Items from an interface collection
• • •

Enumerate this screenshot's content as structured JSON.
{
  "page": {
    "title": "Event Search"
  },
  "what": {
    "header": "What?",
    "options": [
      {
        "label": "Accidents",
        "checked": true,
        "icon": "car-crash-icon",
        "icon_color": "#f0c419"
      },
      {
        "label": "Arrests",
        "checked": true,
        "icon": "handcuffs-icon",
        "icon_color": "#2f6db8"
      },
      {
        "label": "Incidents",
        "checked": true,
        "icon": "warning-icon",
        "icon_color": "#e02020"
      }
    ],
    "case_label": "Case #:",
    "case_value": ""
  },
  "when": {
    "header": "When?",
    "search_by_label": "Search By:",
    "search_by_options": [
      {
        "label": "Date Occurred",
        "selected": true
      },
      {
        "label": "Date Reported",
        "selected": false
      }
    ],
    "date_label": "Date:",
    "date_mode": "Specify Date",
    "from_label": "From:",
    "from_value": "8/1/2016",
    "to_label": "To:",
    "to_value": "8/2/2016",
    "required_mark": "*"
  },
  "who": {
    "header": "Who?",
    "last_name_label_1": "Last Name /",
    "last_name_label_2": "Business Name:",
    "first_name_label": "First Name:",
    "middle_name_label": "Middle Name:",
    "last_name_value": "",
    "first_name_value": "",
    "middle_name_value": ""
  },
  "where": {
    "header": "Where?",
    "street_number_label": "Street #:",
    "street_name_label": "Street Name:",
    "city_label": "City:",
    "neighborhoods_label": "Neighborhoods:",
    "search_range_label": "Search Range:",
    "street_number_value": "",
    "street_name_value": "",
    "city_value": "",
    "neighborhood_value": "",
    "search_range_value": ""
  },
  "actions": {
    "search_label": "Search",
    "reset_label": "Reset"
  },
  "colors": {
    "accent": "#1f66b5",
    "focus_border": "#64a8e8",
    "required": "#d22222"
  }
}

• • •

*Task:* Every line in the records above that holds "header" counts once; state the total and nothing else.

*Result of the task:* 4